The answer should consist of all the records, copied exactly.

[[ EXERCISE INPUT open ]]

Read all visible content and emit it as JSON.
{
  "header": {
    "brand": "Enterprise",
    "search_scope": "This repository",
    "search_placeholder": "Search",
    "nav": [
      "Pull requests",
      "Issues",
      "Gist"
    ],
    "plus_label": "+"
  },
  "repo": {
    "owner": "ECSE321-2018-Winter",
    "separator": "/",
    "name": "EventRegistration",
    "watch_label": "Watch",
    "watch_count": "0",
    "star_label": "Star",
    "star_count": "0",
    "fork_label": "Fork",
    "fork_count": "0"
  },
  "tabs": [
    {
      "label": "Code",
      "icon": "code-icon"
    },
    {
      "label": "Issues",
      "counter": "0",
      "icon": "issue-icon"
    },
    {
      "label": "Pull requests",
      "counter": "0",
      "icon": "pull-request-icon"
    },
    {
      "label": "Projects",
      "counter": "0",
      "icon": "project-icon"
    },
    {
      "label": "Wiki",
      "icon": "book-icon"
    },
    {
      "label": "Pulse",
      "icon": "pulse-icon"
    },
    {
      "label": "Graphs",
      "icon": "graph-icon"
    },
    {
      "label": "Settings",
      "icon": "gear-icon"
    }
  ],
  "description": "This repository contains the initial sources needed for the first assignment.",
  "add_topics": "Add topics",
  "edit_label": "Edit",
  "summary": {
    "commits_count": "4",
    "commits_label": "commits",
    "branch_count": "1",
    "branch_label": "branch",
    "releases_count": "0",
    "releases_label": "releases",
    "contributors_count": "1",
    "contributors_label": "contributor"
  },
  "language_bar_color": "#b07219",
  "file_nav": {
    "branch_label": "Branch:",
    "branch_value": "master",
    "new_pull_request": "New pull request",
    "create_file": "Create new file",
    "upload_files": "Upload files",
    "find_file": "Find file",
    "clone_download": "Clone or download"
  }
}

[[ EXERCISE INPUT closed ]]

ANSWER »
Read all visible content and emit it as JSON.
{
  "header": {
    "brand": "Enterprise",
    "search_scope": "This repository",
    "search_placeholder": "Search",
    "nav": [
      "Pull requests",
      "Issues",
      "Gist"
    ],
    "plus_label": "+"
  },
  "repo": {
    "owner": "ECSE321-2018-Winter",
    "separator": "/",
    "name": "EventRegistration",
    "watch_label": "Watch",
    "watch_count": "0",
    "star_label": "Star",
    "star_count": "0",
    "fork_label": "Fork",
    "fork_count": "0"
  },
  "tabs": [
    {
      "label": "Code",
      "icon": "code-icon"
    },
    {
      "label": "Issues",
      "counter": "0",
      "icon": "issue-icon"
    },
    {
      "label": "Pull requests",
      "counter": "0",
      "icon": "pull-request-icon"
    },
    {
      "label": "Projects",
      "counter": "0",
      "icon": "project-icon"
    },
    {
      "label": "Wiki",
      "icon": "book-icon"
    },
    {
      "label": "Pulse",
      "icon": "pulse-icon"
    },
    {
      "label": "Graphs",
      "icon": "graph-icon"
    },
    {
      "label": "Settings",
      "icon": "gear-icon"
    }
  ],
  "description": "This repository contains the initial sources needed for the first assignment.",
  "add_topics": "Add topics",
  "edit_label": "Edit",
  "summary": {
    "commits_count": "4",
    "commits_label": "commits",
    "branch_count": "1",
    "branch_label": "branch",
    "releases_count": "0",
    "releases_label": "releases",
    "contributors_count": "1",
    "contributors_label": "contributor"
  },
  "language_bar_color": "#b07219",
  "file_nav": {
    "branch_label": "Branch:",
    "branch_value": "master",
    "new_pull_request": "New pull request",
    "create_file": "Create new file",
    "upload_files": "Upload files",
    "find_file": "Find file",
    "clone_download": "Clone or download"
  }
}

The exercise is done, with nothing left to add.